Malaysia: Going Against the Palm Oil Controversy

Ratri M. Siniwi Jakarta Globe 14 Oct 16;

Kuala Lumpur. Asia's palm oil industry remains a hot topic among environmental conservationists and the private sector profiting from the business, a Malaysian conference has shown this week.

Despite the negative campaigns run by various NGOs worldwide, the deputy minister of Malaysia’s ministry of plantation industries and commodities is not backing down.

“Malaysia has never neglected the environment, it has in fact made the industry more resilient in going against the claims,” said the deputy minister, Nasrun Datu Mansur, in his address at the Malaysian Palm Oil Trade Fair and Seminar in Kuala Lumpur on Wednesday (12/10).

In 2015, global palm oil production recorded 61 million tons, compared to 21.6 million tons at the beginning of the decade, calling for the industrial resilience to cater for the growing demands of palm oil derivatives.

This statistic highlights Malaysia’s confidence and determination in fulfilling rising global demands, particularly as the sector accounts for 600,000 jobs across the country.

Meanwhile, as various NGOs around the globe call for either the outright banning palm oil production or developing ethical palm oil production, international food security and trade policy expert Vijay Sardana questions the agenda against developing countries, including his home country India, as well as Malaysia and Indonesia.

According to Sardana, environmental NGOs have been campaigning against development in India as the country’s population continues to grow, without providing an alternate food security or energy security plan in order for India to be globally competitive.

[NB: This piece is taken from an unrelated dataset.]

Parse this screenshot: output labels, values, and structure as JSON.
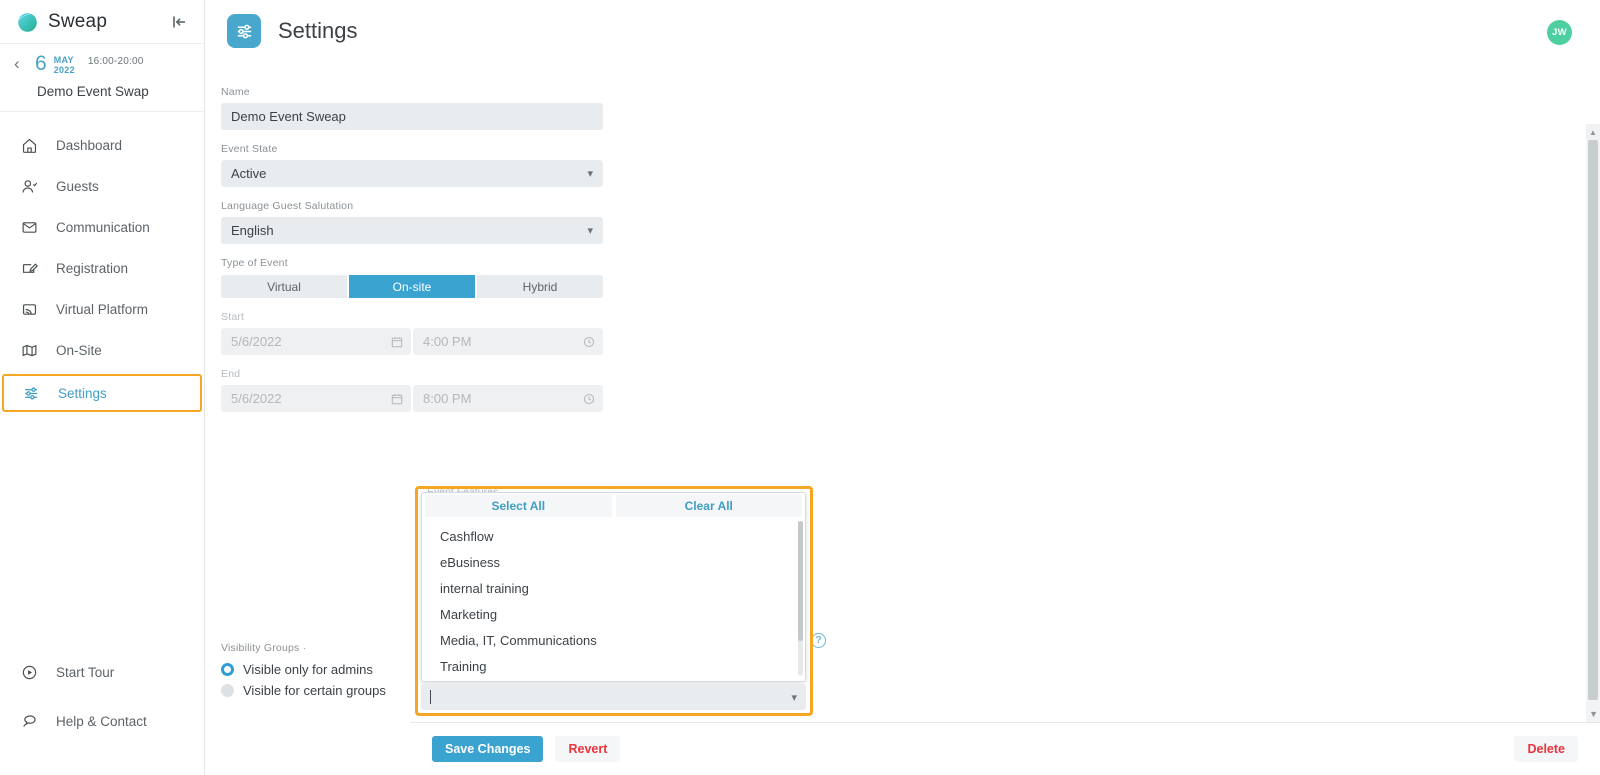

“Population is the fundamental index for consumption and developing markets will dictate consumer trends and market demands due to population growth,” he stated. “These NGOs never raised issues in developed countries, like massive food waste, which contributes to climate change.”

He believes that activists and NGOs are just like every other business, where money talks and there is nothing sentimental.

He said it is a game plan of NGOs to target developing markets in becoming self-sufficient through development as it would work against the business interests of their donors and their economy.

While he took India as his primary example, he pointed out that palm oil is being targeted due to the change in the status quo.

As palm oil is continuously highlighted as the highest yielding and most sustainable crop, the expert cited the Unesco-IHE Institute for Water Education in Netherlands when stating that oil palm has a smaller average global water footprint, compared to olive and sunflower oils.

With that, he calls into question as to why no NGOs has campaigned against olive oil, or the milk fat, and milk trade from developed economies. According to him, this would in turn lead to using low cost labor from developing markets to benefit from.

The expert continued by saying that NGOs should not just highlight the problems but provide alternative solutions which are logical and affordable. He also argued the issue of sustainable palm oil certification and economies of scale.

“The limited money in developing economies could be used for something else, which may be more pressing, like health, and education,” he said.

Sardana said that to resolve the issues faced by developing countries, particularly those which NGOs campaign against, the co-existence model must be maintained as resources are limited.

“Whatever you want to do, let us have a proper study. Have a proper documentation, look at every aspect, don’t pick and choose your own dimensions and while in your study, involve all the stakeholders,” Sardana stated.

He believes that if NGOs want to be part of the solution, they must face all the stakeholders with unbiased facts and evidence.

No comments:

Post a Comment